This is such an interesting question because in the very first sentence, the narrator tells us, "The thousand injuries of Fortunato I had borne as best I could, but when he ventured upon insult I vowed revenge."
The narrator is trying to convince us from the very beginning that Fortunato has wronged him so unjustly that Fortunato deserves death. That is a pretty strong position to take, so where is the support for these "thousand injuries"?
Interestingly, the narrator doesn't really develop those details. And that is part of the problem, because this narrator has many qualities that lead us to believe he is unreliable and that maybe the details he is providing aren't exactly factual. (Poe presents similar narrators in "The Pit and the Pendulum" and "The Tell-Tale Heart.")
In the second paragraph, the narrator tells us that "it must be understood that neither by word or deed had I given Fortunato cause to doubt my good will." In effect, the narrator is therefore bragging about how well he was able to deceive Fortunato into trusting him on the walk that led to Fortunato's death. If he so effectively deceived his victim, is he equally talented at deceiving the reader?
And it is also important that in the final lines, the narrator lets us know that it has been "half a century" since this murder took place. So how clear are his memories of these "thousand injuries," anyway?
It is possible that Fortunato inflicted no injuries on our unreliable narrator at all.

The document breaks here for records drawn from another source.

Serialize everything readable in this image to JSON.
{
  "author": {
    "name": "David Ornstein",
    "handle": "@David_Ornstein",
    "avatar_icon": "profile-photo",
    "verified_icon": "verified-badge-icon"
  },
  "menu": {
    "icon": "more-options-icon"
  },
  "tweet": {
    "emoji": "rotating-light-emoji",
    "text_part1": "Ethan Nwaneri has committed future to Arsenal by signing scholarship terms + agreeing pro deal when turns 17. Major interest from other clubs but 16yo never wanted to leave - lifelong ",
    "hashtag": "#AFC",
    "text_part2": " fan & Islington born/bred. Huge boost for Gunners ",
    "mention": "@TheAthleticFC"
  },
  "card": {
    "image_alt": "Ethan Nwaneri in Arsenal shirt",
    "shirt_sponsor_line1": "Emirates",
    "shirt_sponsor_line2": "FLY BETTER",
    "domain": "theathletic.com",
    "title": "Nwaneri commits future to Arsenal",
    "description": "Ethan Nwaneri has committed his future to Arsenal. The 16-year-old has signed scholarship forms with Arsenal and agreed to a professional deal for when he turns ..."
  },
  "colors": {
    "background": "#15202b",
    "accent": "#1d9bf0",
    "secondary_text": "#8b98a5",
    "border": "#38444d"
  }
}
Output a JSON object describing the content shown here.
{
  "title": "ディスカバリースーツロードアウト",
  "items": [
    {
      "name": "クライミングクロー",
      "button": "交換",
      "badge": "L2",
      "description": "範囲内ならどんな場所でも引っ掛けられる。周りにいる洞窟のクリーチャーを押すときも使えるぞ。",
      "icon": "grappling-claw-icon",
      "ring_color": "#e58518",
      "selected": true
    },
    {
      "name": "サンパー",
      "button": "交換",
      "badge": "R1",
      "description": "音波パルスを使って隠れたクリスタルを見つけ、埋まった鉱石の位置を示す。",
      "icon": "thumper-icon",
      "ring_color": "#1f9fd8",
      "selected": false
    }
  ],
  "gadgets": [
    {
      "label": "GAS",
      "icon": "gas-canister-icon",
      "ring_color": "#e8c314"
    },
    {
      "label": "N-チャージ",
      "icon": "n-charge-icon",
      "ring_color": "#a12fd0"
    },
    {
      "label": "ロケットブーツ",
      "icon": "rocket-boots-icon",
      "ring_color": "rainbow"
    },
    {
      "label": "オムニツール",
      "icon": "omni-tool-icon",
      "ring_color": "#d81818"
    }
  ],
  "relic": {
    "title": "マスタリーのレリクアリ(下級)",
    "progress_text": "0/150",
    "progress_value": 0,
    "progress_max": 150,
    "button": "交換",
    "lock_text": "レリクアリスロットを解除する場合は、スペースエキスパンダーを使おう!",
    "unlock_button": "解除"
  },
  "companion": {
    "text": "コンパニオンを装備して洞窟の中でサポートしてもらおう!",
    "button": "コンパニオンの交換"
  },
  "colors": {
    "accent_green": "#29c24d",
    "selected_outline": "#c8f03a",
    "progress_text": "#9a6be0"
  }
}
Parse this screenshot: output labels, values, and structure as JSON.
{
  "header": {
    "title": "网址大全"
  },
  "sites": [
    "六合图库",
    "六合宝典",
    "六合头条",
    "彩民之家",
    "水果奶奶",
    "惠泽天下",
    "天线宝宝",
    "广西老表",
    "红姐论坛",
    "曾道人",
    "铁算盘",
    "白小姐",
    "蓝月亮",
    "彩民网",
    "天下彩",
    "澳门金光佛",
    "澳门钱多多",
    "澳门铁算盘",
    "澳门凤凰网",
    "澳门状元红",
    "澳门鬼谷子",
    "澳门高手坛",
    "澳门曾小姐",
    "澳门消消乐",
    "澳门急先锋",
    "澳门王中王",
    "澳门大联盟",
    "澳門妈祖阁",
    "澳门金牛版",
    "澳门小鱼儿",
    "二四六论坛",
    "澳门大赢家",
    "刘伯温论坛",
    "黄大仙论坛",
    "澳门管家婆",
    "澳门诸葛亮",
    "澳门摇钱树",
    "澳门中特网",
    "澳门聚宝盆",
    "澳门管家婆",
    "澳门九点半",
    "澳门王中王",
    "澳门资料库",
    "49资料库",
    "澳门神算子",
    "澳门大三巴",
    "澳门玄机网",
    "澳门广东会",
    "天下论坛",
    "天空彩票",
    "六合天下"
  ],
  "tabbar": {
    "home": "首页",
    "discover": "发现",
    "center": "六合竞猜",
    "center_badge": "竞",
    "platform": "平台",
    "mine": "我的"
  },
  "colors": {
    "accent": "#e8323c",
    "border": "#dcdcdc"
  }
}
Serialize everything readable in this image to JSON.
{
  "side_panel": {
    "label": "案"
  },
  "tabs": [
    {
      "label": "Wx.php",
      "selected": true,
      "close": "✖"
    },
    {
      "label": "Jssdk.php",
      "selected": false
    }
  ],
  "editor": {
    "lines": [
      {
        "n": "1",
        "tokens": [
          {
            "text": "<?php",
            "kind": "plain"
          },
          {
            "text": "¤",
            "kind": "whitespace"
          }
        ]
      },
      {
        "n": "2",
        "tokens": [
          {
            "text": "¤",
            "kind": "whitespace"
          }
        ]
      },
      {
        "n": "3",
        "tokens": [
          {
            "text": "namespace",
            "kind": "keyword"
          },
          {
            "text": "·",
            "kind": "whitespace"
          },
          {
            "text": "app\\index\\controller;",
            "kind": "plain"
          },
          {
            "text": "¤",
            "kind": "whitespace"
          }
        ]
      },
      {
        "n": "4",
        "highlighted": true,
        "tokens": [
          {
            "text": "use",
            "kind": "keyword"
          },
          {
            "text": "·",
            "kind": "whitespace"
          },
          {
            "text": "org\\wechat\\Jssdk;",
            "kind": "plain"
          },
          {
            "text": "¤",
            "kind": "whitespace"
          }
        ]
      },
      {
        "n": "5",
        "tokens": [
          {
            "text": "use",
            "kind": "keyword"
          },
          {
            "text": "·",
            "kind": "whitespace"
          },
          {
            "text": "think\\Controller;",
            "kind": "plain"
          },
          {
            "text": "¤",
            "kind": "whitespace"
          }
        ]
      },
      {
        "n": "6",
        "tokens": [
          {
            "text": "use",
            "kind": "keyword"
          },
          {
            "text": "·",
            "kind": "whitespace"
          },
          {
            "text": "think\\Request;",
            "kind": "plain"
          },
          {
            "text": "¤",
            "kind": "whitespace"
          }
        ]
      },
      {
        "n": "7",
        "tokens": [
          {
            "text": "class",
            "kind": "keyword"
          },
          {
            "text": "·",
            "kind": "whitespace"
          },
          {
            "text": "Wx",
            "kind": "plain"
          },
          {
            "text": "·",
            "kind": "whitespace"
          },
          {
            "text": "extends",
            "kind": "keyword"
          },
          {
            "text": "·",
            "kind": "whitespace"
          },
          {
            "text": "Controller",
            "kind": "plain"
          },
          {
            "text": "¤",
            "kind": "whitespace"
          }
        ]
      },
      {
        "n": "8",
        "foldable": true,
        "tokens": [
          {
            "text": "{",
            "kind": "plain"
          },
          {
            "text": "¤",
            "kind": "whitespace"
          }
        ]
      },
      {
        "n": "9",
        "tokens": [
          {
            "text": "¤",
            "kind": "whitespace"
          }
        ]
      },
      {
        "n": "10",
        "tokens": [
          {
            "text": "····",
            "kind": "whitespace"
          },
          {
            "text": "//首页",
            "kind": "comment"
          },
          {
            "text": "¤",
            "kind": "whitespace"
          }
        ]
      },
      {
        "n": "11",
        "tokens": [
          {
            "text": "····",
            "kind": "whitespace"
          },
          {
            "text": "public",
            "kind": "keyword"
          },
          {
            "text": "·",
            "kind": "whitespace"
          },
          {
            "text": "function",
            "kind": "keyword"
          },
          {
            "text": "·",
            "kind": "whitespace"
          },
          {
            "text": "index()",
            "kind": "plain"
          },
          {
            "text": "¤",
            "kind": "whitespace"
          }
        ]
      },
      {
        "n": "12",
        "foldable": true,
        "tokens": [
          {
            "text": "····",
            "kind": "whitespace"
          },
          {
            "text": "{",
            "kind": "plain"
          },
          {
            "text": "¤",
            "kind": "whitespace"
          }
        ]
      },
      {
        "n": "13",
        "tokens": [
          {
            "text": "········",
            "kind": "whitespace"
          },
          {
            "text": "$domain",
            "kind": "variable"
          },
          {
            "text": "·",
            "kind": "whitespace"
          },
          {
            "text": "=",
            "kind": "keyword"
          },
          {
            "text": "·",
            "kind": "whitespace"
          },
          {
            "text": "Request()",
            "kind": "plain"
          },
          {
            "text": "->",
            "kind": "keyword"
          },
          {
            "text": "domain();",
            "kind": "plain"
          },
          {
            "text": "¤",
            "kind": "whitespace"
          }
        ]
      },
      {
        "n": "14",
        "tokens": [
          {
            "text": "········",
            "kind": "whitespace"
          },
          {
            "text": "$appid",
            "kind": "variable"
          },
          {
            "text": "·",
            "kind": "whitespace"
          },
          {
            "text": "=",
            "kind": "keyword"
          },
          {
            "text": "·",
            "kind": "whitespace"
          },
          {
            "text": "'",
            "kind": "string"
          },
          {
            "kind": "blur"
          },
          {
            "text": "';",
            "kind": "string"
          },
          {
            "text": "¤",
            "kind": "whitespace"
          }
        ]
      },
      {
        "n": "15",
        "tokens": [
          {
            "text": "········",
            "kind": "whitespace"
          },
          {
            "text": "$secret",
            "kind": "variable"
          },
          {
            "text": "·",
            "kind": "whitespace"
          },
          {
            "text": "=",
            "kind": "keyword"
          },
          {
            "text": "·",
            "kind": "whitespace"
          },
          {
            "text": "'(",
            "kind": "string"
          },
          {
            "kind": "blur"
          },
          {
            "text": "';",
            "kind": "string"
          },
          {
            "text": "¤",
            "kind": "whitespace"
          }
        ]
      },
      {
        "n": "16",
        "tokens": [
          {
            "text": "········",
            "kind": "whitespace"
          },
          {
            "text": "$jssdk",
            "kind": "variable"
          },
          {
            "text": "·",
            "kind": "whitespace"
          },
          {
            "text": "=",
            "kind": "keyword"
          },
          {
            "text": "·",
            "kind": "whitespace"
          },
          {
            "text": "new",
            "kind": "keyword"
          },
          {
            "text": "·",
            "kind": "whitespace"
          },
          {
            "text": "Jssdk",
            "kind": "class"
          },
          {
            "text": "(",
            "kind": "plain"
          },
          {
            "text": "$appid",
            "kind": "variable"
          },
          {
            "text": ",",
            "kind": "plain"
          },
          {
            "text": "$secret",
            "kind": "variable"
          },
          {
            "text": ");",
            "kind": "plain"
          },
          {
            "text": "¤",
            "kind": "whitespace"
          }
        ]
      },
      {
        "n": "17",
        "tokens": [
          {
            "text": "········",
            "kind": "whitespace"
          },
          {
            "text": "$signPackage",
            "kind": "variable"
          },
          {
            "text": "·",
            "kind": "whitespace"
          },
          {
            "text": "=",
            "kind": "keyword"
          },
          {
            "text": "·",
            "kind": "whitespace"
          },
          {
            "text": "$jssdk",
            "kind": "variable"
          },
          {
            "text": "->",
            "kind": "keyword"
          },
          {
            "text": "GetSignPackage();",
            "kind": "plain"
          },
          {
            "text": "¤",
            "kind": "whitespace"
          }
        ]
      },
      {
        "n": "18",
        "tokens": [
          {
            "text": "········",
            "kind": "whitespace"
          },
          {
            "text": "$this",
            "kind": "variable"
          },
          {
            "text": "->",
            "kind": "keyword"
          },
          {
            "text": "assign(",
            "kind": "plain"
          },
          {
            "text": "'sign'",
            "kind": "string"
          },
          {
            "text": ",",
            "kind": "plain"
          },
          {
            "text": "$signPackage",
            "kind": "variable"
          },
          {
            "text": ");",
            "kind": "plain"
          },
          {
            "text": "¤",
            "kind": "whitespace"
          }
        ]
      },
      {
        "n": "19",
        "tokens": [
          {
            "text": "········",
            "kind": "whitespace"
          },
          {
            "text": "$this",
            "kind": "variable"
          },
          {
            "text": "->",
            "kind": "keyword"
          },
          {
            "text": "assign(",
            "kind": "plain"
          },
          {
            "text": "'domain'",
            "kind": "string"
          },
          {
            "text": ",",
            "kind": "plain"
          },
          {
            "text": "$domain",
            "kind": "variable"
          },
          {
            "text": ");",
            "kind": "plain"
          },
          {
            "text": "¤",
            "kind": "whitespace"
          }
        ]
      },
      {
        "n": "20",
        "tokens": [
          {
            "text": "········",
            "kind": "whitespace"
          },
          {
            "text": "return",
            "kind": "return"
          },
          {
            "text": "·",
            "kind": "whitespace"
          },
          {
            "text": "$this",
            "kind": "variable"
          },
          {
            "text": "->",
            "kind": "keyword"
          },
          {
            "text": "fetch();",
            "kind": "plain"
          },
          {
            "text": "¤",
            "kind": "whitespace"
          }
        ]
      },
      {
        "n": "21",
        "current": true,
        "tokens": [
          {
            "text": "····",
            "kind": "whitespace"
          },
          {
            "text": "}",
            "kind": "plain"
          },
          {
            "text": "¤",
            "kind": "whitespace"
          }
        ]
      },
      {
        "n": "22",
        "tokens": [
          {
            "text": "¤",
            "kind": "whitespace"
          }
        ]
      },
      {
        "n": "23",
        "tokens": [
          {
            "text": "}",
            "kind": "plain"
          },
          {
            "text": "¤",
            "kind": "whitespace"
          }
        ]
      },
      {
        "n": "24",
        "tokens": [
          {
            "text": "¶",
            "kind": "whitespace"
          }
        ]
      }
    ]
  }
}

Surely those would have been worth recounting as justification for the murder that transpired, so the absence of these key details really builds a case that Fortunato may not have been to blame for his untimely end.